As for the mathematics of games of chance, a player will see tripled wins about as often as the house: -1,-1,-1 is less than a 15% probability and so is +1, +1, +1.


Simulations far smaller than 53,700 outcomes can sometimes defeat T-3 (and OG) but we have to ask ourselves if a real player would allow himself to get into serious trouble against a prolonged losing streak without taking any defensive action.


The best response to a killer losing streak is to walk (or RUN!!!) away and then resume play at another table, or even a different game in another casino, maintaining the NB and LTD values as if there had been no interruption.


I start to feel uneasy if in a given recovery series, the house gets five bets or more ahead of me.
I won't take flight after every run of five consecutive losses, because often a quirky slump like that can follow an equally unusual run in my favour, but by then, I am certainly paying attention.

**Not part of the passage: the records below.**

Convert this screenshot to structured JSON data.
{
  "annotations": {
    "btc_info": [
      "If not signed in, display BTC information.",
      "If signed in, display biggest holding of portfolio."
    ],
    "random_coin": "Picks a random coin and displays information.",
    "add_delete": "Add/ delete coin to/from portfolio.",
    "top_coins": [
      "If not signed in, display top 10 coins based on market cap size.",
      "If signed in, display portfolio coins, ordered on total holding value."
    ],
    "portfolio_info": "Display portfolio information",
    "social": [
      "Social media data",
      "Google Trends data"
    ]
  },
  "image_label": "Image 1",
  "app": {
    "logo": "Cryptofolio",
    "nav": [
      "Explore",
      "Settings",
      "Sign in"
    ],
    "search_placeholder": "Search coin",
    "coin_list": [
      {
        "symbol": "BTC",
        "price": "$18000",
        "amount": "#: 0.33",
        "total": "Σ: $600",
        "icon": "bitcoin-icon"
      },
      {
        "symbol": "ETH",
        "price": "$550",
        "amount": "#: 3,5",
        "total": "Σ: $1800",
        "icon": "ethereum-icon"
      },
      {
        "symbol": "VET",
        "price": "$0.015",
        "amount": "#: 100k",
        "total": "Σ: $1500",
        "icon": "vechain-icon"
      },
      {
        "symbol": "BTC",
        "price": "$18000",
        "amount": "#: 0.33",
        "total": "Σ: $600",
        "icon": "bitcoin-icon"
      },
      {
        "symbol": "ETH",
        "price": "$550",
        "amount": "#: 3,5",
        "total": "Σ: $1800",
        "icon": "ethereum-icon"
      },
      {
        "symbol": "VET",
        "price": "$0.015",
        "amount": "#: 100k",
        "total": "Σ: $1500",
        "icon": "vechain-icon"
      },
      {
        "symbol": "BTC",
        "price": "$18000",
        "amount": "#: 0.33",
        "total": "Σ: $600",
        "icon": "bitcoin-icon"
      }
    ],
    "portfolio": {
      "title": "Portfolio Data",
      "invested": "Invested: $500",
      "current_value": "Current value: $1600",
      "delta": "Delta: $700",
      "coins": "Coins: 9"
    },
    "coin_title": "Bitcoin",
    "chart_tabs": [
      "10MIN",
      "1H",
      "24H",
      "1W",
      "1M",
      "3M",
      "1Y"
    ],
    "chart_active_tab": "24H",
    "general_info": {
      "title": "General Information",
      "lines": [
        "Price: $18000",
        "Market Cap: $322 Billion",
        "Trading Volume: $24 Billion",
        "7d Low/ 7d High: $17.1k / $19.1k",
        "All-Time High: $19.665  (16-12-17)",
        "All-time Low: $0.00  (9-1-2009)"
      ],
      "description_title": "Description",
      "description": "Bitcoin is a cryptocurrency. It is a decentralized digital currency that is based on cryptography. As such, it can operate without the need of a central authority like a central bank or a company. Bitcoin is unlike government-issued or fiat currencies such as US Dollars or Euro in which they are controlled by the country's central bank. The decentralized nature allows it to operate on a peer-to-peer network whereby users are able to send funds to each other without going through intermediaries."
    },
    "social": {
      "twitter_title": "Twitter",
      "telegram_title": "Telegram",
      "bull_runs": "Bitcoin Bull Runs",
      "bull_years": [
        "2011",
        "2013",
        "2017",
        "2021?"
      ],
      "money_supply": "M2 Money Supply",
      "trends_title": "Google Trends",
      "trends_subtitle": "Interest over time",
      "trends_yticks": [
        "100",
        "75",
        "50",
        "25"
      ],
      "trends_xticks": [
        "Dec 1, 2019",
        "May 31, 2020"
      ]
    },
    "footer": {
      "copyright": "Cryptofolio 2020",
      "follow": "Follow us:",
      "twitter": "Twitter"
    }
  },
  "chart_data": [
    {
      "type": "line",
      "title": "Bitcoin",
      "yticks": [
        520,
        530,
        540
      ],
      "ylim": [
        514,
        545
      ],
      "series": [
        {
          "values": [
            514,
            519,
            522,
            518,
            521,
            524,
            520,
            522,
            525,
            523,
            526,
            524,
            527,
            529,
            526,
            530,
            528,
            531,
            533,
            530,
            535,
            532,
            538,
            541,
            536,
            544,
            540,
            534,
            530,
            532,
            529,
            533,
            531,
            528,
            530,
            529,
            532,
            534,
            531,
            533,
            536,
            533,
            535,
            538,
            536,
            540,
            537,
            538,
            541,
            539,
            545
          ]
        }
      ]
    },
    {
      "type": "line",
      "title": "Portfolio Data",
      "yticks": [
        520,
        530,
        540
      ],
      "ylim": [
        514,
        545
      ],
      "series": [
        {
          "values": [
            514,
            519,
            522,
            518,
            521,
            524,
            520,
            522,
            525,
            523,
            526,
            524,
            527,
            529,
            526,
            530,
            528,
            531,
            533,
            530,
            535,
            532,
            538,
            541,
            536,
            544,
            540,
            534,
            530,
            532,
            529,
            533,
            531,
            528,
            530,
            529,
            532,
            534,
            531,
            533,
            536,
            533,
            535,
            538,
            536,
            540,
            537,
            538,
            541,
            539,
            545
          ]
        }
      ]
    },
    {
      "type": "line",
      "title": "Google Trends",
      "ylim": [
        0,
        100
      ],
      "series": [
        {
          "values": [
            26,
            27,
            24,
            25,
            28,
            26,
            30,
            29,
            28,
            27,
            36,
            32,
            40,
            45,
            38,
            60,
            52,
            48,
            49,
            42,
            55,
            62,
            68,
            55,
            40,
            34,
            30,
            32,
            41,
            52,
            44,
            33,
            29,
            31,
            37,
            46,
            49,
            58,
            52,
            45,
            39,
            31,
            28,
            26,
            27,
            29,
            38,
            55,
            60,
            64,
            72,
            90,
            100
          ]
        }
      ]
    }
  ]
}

Freak losing streaks happen, so the best rule is to suspend play the moment you begin to feel under pressure.


You'll be wrong about as often as you are right, but you will feel better for protecting yourself, and that's a good thing.


"Sims" rely in what I often call the inertia fallacy, a blatant falsehood which is critical to the casino industry's never-ending campaign to convince you that only blind luck can make you a (short-term) winner, and losing is lots of fun.


Sure, progressive betting pushes bet values to scary heights from time to time, but the moment you impose too-low limits or resort to unrealistic stop-loss triggers (like Tom Ainslie) the more certain you are to be a long-term loser.


The casino doesn't care how much you bet, as long as you bet randomly, and do so ever more erratically as "free" cocktails kick in to cloud your judgment and make you play like a fool.


The house can afford to do that because against random and/or low-limit betting, more losses than wins (an inevitable consequence of the house edge) will always result in more dosh losht than won.


Bet like a pro, and you will keep building a bankroll that will make you harder and harder to beat as time goes by, because smart play will put the numbers on your side, not the house's.


Better yet, start with a gigantic bankroll and courage and confidence to match.


That's what the house does.


And remember...If you can't afford to win, you shouldn't play.
(I have said all this before, more than once, but most readers don't take the time to scroll through 250 articles...and who can blame them?).








_ An important reminder: The only person likely to make money out of this blog is you, Dear Reader. There's nothing to buy, ever, and your soul is safe (from me, at least). Test my ideas and use them or don't. It's up to you. One more piece of friendly advice: If you are inclined to use target betting with real money against online "casinos" such as Bodog, spend a few minutes and save a lot of money by reading this. _